Actos (pioglitazone) is a drug that is used by many patients in Atlanta to treat Type 2 diabetes. Individuals who use the drug are put at a greater risk of experiencing a heart attack, congestive heart failure, heart disease, and death. Actos use has also has been associated with a greater chance of developing bladder cancer, kidney damage, liver damage, and bone fractures.
Actos is usually prescribed as a substitute for Avandia because it was once thought that Actos was much safer. In 2010, a study confirmed that both Actos and Avandia put patients at the same risk of experiencing heart problems and death. Following those findings, the FDA imposed stricter constraints on Avandia use, but ignored Actos use.
In August of 2011, the FDA approved more up to date drug labels for Actos. The newer labels informed users of the bladder cancer risks associated with Actos use.
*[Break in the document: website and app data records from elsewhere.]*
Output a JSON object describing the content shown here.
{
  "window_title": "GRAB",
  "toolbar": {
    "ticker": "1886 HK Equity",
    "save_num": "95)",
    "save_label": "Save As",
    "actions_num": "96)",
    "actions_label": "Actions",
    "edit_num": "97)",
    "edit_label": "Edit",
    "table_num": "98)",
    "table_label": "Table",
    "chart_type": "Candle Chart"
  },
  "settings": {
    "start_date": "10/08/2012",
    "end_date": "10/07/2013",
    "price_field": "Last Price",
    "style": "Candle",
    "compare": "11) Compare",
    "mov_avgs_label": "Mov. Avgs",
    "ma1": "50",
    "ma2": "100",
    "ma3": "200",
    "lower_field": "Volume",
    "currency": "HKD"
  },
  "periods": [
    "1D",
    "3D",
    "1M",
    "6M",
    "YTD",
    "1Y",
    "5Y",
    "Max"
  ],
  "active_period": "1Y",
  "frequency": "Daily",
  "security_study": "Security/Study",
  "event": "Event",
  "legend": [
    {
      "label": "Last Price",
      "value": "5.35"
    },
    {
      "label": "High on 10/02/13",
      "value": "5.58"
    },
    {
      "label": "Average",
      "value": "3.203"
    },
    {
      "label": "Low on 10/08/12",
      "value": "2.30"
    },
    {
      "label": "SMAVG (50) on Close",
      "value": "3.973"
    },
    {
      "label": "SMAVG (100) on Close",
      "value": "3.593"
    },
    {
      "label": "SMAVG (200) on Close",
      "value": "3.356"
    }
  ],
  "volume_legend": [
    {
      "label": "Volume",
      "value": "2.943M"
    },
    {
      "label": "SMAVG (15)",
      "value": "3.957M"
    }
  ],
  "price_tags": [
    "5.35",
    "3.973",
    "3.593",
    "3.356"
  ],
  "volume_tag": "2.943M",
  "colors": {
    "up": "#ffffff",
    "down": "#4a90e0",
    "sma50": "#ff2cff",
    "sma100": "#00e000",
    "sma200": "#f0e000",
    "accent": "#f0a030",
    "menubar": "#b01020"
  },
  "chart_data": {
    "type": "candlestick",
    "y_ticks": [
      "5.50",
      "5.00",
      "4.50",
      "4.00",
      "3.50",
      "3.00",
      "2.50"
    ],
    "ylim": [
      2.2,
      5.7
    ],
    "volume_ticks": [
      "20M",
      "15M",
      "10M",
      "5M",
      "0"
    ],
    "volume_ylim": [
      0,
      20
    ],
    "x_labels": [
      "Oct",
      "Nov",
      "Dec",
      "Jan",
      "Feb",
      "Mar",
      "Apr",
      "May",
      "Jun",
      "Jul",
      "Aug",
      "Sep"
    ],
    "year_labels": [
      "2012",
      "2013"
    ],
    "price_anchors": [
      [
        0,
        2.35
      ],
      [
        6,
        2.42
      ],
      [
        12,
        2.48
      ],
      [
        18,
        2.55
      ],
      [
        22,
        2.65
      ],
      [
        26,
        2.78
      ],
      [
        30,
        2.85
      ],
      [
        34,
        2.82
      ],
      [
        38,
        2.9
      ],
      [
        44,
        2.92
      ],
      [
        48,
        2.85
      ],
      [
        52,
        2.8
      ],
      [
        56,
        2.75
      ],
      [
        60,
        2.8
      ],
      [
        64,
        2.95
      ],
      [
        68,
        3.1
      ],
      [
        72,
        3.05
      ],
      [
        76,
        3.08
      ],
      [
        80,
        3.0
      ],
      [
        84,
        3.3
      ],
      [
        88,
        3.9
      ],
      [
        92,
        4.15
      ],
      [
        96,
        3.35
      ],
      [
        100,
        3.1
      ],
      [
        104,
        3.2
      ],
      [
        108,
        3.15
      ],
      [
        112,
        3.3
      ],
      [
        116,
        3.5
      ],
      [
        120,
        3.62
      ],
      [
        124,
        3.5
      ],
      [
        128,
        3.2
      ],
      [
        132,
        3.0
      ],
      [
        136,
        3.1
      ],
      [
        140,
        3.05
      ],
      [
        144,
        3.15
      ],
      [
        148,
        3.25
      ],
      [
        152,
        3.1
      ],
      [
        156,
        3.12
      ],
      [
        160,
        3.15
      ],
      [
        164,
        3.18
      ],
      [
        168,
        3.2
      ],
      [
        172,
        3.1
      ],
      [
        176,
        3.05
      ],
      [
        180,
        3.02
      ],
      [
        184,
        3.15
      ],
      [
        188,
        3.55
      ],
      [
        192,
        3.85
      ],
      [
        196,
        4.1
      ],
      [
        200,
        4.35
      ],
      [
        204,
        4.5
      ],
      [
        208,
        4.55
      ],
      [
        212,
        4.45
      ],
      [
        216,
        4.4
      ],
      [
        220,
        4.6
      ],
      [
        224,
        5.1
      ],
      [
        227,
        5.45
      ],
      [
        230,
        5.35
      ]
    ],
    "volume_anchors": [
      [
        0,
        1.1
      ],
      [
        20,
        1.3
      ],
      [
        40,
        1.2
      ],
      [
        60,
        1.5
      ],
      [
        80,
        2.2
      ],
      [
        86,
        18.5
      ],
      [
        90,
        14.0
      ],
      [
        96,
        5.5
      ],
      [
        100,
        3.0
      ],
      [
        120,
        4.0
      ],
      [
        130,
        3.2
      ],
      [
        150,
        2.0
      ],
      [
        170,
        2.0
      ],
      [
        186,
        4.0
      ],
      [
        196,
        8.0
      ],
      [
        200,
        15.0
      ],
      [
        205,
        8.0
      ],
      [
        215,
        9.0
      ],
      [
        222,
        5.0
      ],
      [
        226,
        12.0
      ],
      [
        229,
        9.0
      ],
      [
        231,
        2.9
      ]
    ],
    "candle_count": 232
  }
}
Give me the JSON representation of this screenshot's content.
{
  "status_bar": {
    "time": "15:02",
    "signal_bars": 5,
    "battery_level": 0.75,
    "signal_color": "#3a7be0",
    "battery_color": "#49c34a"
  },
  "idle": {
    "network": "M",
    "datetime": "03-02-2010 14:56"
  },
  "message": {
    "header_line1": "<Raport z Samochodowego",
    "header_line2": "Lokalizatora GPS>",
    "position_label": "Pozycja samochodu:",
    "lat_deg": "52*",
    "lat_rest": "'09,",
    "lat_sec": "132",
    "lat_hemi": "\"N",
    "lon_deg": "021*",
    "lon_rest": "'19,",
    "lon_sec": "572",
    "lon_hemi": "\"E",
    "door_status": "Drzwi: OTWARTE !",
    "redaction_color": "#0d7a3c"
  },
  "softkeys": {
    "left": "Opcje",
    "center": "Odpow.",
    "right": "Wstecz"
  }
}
An increased risk of bladder cancer was seen among patients who used Actos the longest, as well as in patients who were prescribed the largest dosages.
The black-box warning is the result of data that was collected over the first five years of 10-year study. The study showed that patients who take Actos for a year or more are 40 percent more likely to develop bladder cancer. More information is expected be released in future moths as the FDA continues reviewing Actos.